Instructions to follow: While reading through the material below, copy each line that holds the word "rssi".
····················
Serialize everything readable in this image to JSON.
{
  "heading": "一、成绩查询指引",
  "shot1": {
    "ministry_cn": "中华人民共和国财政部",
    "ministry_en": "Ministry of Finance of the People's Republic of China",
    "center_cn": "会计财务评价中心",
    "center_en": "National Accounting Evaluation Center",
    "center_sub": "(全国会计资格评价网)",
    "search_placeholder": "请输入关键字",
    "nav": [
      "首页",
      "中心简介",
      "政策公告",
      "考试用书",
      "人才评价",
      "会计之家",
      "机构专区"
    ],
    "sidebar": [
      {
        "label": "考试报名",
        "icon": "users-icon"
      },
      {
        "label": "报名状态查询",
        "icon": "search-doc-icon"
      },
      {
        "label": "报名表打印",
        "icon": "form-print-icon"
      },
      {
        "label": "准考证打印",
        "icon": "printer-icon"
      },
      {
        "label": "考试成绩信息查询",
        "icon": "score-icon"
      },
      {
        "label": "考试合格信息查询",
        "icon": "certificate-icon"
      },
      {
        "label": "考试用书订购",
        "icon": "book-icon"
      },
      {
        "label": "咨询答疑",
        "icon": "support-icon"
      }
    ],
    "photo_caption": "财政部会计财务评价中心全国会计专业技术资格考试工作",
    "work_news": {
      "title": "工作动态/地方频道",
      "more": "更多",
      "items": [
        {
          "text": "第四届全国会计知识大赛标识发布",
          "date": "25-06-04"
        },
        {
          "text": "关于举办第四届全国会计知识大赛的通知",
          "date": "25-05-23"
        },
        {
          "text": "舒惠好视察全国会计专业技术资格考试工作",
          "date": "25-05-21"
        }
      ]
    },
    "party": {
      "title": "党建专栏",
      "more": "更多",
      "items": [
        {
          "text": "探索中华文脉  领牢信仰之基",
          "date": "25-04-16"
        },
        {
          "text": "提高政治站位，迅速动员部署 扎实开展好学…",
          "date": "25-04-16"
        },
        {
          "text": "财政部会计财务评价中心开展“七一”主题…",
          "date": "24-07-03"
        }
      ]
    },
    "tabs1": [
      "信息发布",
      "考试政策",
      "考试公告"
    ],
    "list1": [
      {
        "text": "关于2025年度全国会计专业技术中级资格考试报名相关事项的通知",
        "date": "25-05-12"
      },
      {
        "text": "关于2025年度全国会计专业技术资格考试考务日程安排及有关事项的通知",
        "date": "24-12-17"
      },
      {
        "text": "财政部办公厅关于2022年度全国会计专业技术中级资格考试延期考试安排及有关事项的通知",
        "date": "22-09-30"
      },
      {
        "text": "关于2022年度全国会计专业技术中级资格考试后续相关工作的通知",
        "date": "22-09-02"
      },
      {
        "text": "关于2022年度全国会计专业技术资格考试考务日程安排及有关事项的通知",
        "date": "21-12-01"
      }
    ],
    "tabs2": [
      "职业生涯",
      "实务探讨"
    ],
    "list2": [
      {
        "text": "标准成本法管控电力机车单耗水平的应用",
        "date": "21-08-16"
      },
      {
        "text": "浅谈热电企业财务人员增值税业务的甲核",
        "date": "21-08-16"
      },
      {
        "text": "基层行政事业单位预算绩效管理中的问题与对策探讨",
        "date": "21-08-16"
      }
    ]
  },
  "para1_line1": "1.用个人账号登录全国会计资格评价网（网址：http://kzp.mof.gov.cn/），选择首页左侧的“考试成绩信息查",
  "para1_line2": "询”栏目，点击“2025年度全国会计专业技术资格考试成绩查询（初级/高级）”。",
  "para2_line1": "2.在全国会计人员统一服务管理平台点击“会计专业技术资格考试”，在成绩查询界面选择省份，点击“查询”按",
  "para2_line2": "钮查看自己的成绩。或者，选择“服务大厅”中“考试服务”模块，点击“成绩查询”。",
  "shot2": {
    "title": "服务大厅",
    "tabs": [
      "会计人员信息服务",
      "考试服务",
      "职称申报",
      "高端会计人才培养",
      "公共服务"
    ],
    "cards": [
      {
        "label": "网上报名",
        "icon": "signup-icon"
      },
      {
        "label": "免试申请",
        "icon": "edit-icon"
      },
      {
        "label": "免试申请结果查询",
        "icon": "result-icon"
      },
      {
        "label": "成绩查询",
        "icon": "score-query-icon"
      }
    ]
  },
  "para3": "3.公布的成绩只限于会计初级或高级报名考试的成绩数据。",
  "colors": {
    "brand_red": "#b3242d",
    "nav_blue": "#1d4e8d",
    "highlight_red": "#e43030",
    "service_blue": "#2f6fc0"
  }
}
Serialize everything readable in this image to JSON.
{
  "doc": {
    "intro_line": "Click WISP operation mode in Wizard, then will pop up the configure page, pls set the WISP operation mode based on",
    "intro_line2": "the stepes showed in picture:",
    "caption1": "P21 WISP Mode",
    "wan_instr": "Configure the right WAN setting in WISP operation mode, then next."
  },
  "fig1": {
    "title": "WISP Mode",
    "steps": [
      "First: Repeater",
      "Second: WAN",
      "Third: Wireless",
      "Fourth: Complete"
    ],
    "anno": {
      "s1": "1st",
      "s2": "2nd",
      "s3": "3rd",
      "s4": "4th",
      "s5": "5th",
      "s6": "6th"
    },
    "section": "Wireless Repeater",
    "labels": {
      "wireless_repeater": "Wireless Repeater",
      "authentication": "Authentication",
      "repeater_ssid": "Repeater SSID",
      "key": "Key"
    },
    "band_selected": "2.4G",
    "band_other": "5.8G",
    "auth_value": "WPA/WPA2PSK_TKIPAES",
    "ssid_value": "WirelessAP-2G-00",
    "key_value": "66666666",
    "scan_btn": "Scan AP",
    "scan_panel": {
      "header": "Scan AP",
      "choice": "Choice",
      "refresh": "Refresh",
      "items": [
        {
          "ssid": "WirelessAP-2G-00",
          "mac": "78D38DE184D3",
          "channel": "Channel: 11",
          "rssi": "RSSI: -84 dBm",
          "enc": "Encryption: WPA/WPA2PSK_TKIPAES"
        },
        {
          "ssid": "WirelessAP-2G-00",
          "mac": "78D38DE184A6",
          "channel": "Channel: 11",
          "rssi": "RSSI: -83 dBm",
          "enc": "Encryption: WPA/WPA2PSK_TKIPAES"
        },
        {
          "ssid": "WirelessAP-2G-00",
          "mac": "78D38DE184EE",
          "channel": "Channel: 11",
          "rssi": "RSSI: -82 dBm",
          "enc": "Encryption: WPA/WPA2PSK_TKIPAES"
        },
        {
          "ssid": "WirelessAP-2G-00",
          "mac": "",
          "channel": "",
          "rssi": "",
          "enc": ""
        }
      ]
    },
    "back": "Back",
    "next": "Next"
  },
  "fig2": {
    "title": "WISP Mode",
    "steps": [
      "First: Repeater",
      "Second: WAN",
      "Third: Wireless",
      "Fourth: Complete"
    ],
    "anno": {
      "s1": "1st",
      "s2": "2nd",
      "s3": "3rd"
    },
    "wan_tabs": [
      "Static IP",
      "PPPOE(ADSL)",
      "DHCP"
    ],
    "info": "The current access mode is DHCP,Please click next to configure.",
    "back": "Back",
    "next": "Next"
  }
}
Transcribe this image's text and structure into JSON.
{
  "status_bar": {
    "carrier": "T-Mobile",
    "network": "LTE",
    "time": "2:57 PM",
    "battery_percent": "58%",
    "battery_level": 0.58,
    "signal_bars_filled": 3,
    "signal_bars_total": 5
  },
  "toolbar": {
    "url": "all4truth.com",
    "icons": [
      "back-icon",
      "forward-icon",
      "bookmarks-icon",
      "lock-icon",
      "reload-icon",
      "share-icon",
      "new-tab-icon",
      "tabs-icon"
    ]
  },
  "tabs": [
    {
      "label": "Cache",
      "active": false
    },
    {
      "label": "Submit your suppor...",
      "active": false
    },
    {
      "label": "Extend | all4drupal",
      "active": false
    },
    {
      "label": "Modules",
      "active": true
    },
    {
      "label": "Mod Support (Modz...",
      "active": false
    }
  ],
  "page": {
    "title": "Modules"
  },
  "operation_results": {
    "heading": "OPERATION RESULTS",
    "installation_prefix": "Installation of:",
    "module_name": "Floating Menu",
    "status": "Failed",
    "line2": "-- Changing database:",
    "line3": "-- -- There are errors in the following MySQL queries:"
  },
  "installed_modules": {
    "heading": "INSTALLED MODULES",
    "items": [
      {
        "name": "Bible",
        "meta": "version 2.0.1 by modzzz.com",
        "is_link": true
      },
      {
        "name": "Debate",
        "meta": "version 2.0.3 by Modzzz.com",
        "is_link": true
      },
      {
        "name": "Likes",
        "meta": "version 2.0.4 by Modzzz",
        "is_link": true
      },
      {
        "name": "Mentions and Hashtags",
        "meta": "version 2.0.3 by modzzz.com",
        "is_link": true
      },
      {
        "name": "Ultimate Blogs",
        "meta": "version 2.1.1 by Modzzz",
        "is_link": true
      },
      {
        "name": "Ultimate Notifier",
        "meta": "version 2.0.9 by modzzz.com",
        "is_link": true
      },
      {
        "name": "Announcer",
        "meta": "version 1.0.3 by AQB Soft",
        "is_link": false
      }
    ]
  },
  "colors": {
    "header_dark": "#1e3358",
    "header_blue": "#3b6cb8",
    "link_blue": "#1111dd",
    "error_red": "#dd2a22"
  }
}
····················
Reply:
          "rssi": "RSSI: -84 dBm",
          "rssi": "RSSI: -83 dBm",
          "rssi": "RSSI: -82 dBm",
          "rssi": "",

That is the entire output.